MOJO Magazine

BOOMKAT

Four pieces for flute and voice composed between 1985-2018 by Mary Jane Leach, a pivotal part of NYC’s pioneering avant-garde community since the 1970s and an active member of the legendary DownTown Ensemble, working alongside peers including Arthur Russell, Ellen Fullman, Peter Zummo, Philip Corner and Arnold Dreyblatt, as well as devoting years to the preservation of Julius Eastman’s legacy since his death in 1990. Mary Jane's vinyl debut 'Pipe Dreams' arrived last year via the Blume imprint and completely blew us away, and '(f)lute songs’ is only her second vinyl release in over five decades, feeding and expanding our obsession with her work. In the late 1970’s Mary Jane Leach was triggered by an interview she heard with Steve Reich in which he implored artists to figure out ways of becoming more self sufficient when it came to performance rather than relying on traditional group structures.
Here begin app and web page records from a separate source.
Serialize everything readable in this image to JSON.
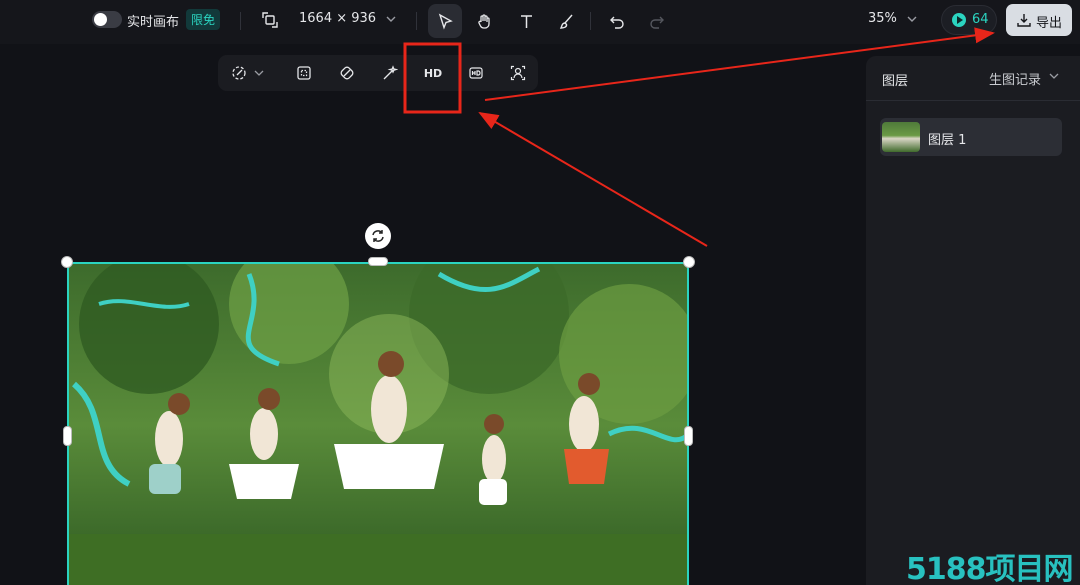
{
  "topbar": {
    "realtime_label": "实时画布",
    "realtime_badge": "限免",
    "dimensions": "1664 × 936",
    "zoom": "35%",
    "credits": "64",
    "export_label": "导出"
  },
  "subtoolbar": {
    "hd_label": "HD"
  },
  "right_panel": {
    "title": "图层",
    "history": "生图记录",
    "layers": [
      {
        "name": "图层 1"
      }
    ]
  },
  "watermark": "5188项目网",
  "colors": {
    "accent": "#2bd4c0",
    "annotation": "#e8261a",
    "background": "#111217"
  }
}
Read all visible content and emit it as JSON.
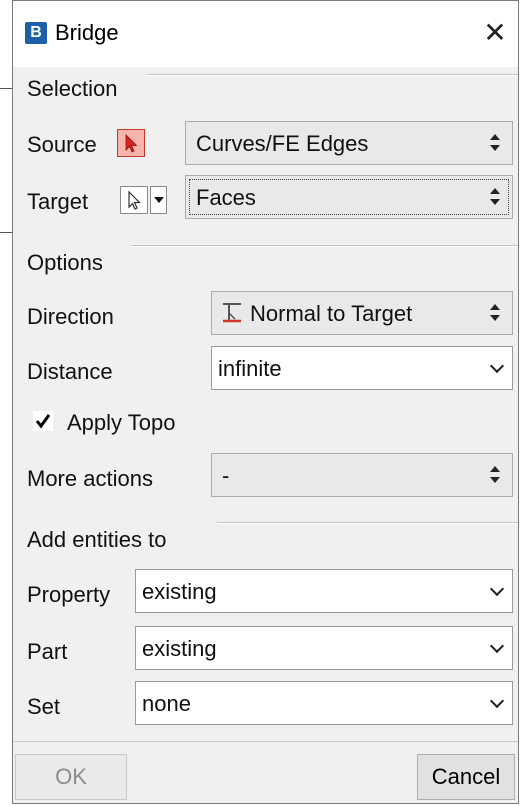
{
  "window": {
    "title": "Bridge",
    "app_icon_letter": "B",
    "close_glyph": "✕"
  },
  "selection": {
    "group_label": "Selection",
    "source_label": "Source",
    "source_value": "Curves/FE Edges",
    "target_label": "Target",
    "target_value": "Faces"
  },
  "options": {
    "group_label": "Options",
    "direction_label": "Direction",
    "direction_value": "Normal to Target",
    "distance_label": "Distance",
    "distance_value": "infinite",
    "apply_topo_label": "Apply Topo",
    "apply_topo_checked": true,
    "more_actions_label": "More actions",
    "more_actions_value": "-"
  },
  "add_entities": {
    "group_label": "Add entities to",
    "property_label": "Property",
    "property_value": "existing",
    "part_label": "Part",
    "part_value": "existing",
    "set_label": "Set",
    "set_value": "none"
  },
  "footer": {
    "ok_label": "OK",
    "cancel_label": "Cancel"
  },
  "colors": {
    "accent_icon": "#1d5fa8",
    "active_picker": "#f7b4ad",
    "direction_icon": "#d0342c"
  }
}
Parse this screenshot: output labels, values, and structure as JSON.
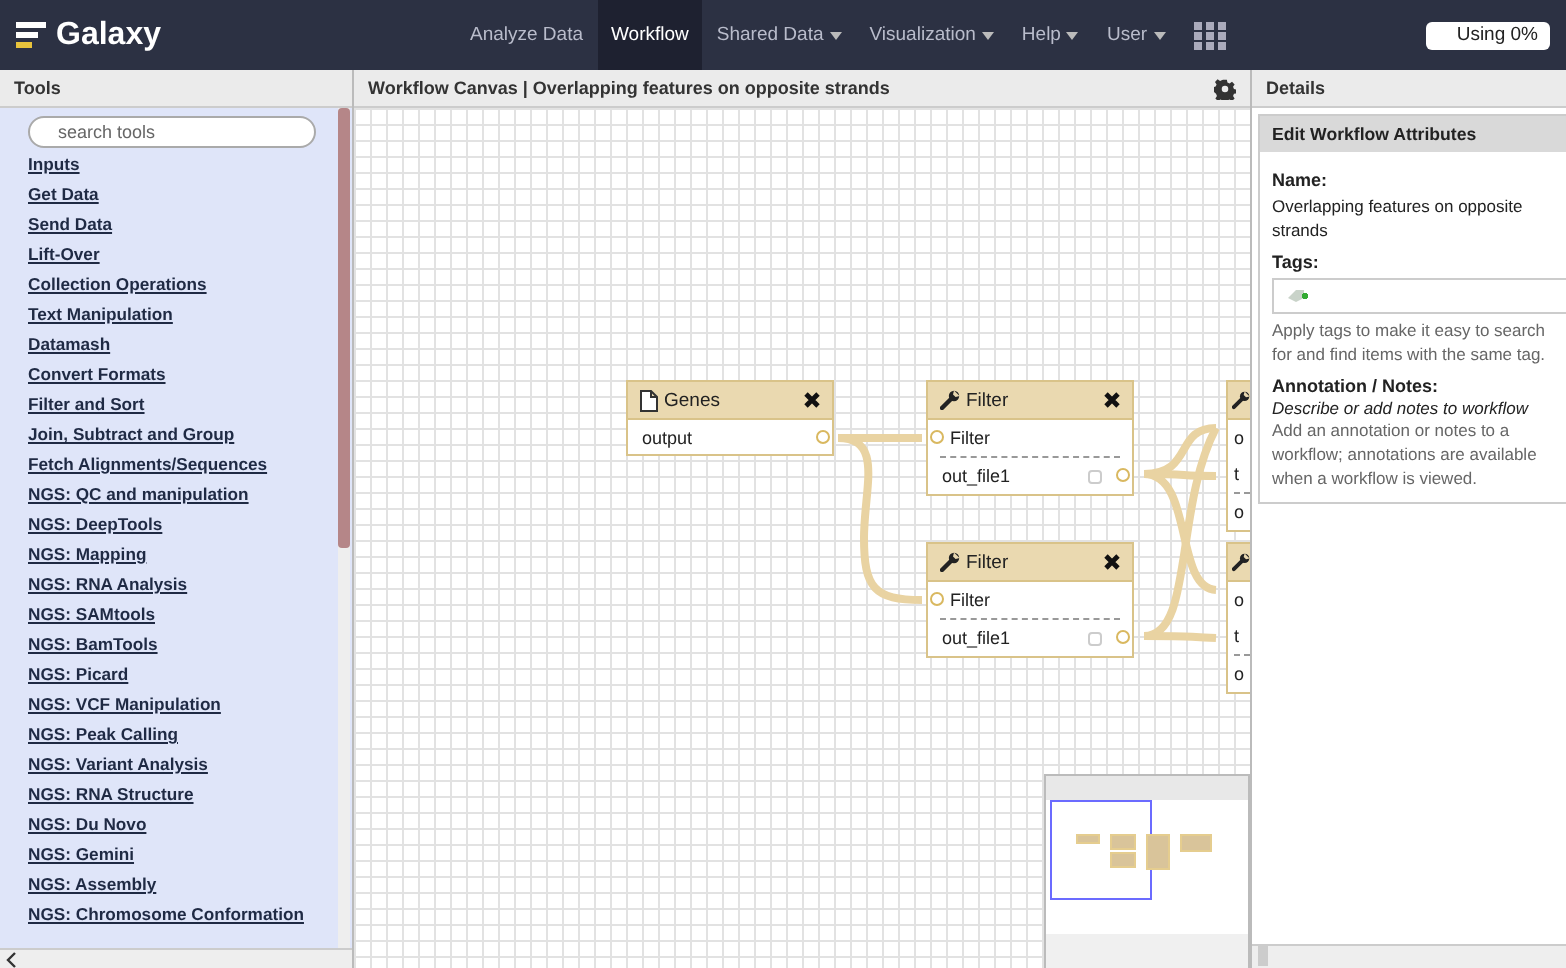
{
  "navbar": {
    "brand": "Galaxy",
    "items": [
      {
        "label": "Analyze Data",
        "selected": false,
        "dropdown": false
      },
      {
        "label": "Workflow",
        "selected": true,
        "dropdown": false
      },
      {
        "label": "Shared Data",
        "selected": false,
        "dropdown": true
      },
      {
        "label": "Visualization",
        "selected": false,
        "dropdown": true
      },
      {
        "label": "Help",
        "selected": false,
        "dropdown": true
      },
      {
        "label": "User",
        "selected": false,
        "dropdown": true
      }
    ],
    "usage": "Using 0%"
  },
  "tools_panel": {
    "title": "Tools",
    "search": {
      "placeholder": "search tools"
    },
    "sections": [
      "Inputs",
      "Get Data",
      "Send Data",
      "Lift-Over",
      "Collection Operations",
      "Text Manipulation",
      "Datamash",
      "Convert Formats",
      "Filter and Sort",
      "Join, Subtract and Group",
      "Fetch Alignments/Sequences",
      "NGS: QC and manipulation",
      "NGS: DeepTools",
      "NGS: Mapping",
      "NGS: RNA Analysis",
      "NGS: SAMtools",
      "NGS: BamTools",
      "NGS: Picard",
      "NGS: VCF Manipulation",
      "NGS: Peak Calling",
      "NGS: Variant Analysis",
      "NGS: RNA Structure",
      "NGS: Du Novo",
      "NGS: Gemini",
      "NGS: Assembly",
      "NGS: Chromosome Conformation"
    ]
  },
  "canvas": {
    "title": "Workflow Canvas | Overlapping features on opposite strands",
    "nodes": [
      {
        "kind": "input",
        "title": "Genes",
        "outputs": [
          {
            "label": "output"
          }
        ]
      },
      {
        "kind": "tool",
        "title": "Filter",
        "inputs": [
          "Filter"
        ],
        "outputs": [
          {
            "label": "out_file1",
            "checked": false
          }
        ]
      },
      {
        "kind": "tool",
        "title": "Filter",
        "inputs": [
          "Filter"
        ],
        "outputs": [
          {
            "label": "out_file1",
            "checked": false
          }
        ]
      },
      {
        "kind": "partial",
        "inputs": [
          "o",
          "t"
        ],
        "outputs": [
          {
            "label": "o"
          }
        ]
      },
      {
        "kind": "partial",
        "inputs": [
          "o",
          "t"
        ],
        "outputs": [
          {
            "label": "o"
          }
        ]
      }
    ]
  },
  "details": {
    "title": "Details",
    "heading": "Edit Workflow Attributes",
    "name_label": "Name:",
    "name_value": "Overlapping features on opposite strands",
    "tags_label": "Tags:",
    "tags_help": "Apply tags to make it easy to search for and find items with the same tag.",
    "annotation_label": "Annotation / Notes:",
    "annotation_placeholder": "Describe or add notes to workflow",
    "annotation_help": "Add an annotation or notes to a workflow; annotations are available when a workflow is viewed."
  }
}
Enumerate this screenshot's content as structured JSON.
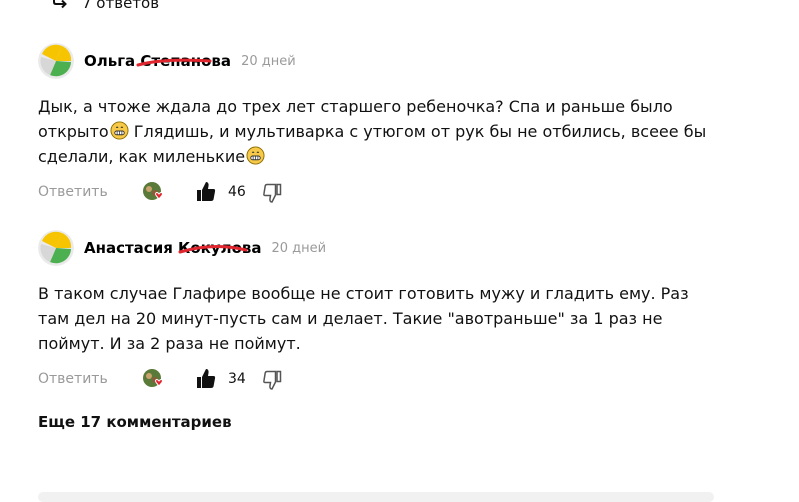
{
  "replies_link": {
    "label": "7 ответов"
  },
  "comments": [
    {
      "author": "Ольга Степанова",
      "date": "20 дней",
      "text_parts": [
        "Дык, а чтоже ждала до трех лет старшего ребеночка? Спа и раньше было открыто",
        " Глядишь, и мультиварка с утюгом от рук бы не отбились, всеее бы сделали, как миленькие"
      ],
      "emojis": [
        "grinning-face-emoji",
        "grinning-face-emoji"
      ],
      "reply_label": "Ответить",
      "likes": "46"
    },
    {
      "author": "Анастасия Кокулова",
      "date": "20 дней",
      "text": "В таком случае Глафире вообще не стоит готовить мужу и гладить ему. Раз там дел на 20 минут-пусть сам и делает. Такие \"авотраньше\" за 1 раз не поймут. И за 2 раза не поймут.",
      "reply_label": "Ответить",
      "likes": "34"
    }
  ],
  "more_comments": {
    "label": "Еще 17 комментариев"
  },
  "icons": {
    "reply_arrow": "reply-arrow-icon",
    "like": "thumbs-up-icon",
    "dislike": "thumbs-down-icon",
    "reactions": "reactions-icon"
  },
  "colors": {
    "avatar_yellow": "#f6c400",
    "avatar_green": "#4caf50",
    "avatar_grey": "#d7d7d7",
    "strike_red": "#e0262e",
    "meta_grey": "#9a9a9a"
  }
}
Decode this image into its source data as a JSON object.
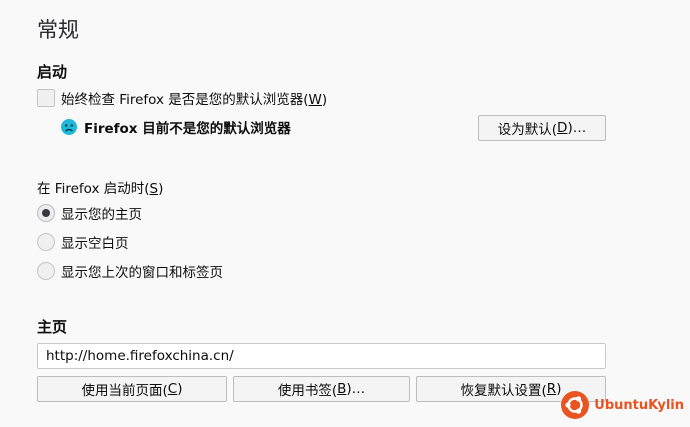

At the time Leach had already began to experiment with recordings she had made of herself performing long sustained tones made on instruments she could play; mostly voice and bass clarinet, and gradually became fascinated by the sound phenomena resulting from layering tones on her multi-track tape machine. Reich’s thoughts, however, made Leach realize that she didn't have to restrict herself to instruments she could play and, in an indirect way, were the foundation for this album. Trio for Duo (1985), was Mary Jane's first attempt at creating work for instruments she couldn't play; revolving around alto flute and voice. She explains "I had noticed that my voice matched the sound of the bottom fifth of the alto flute, and so the voice in this piece is sung to sound as much like an alto flute as possible. There are four parts, but only three play at the same time, one part passing off its last note to the next entering part, weaving a tapestry of matching and contrasting timbres. By using glissandos, more “extra-notated” sounds are created than appear on the page. I originally conceived of it with each part coming from four separate speakers placed in the four corners of a hall, but I realised that it sounds best on tape with a stereo mix.” The result is an incredible, highly engrossing study in phasing, the voice sung to sound as much like an alto flute as possible to the the extent that it becomes almost impossible to discern which parts are which. Bruckstück (1989) was originally written for eight sopranos, but is played on flutes on this recording - using the same pitches, but sounding very different. It was commissioned by the Kulturamt in Köln to coincide with the opening of an exhibition of paintings by Jack Ox that were organised using an analysis of Bruckner’s Eighth Symphony. Mary Jane explains "The lowest parts (relatively speaking) represent the string section, using the same basic rhythm as Bruckner’s to set up the tonality throughout the piece. The rest of the voices represent the wind instruments. The piece is polyphonic, with a lot of closely resolving intervals - primarily major and minor seconds. Rather than writing linear melodies for one voice, I wrote melodies that are passed from one voice to another.” Dowland’s Tears (2011) was written for for nine flutes, thinking of it as a recording project and not a concert piece (it now has a “solo” tenth part added), while Semper Dolens (2018) is for solo and six taped flutes, with sustained harmony and dissonance in mind. These recordings feature noted Roman flutist Manuel Zurria, who has worked with some of the most important composers around the world. In 1990 he founded Alter Ego, a leading group for contemporary music in Italy. Numerous composers have written pieces for him, and he has expanded the repertoire even further by re-orchestrating compositions into pieces for multiple flutes, as heard on almost forty albums. If you're interested in sound phenomena or just looking for some of the most beautiful, avant garde music you'll hear this year; we reckon (f)lute songs is a bit of a masterpiece.

Look at Dowland's Tears videoclip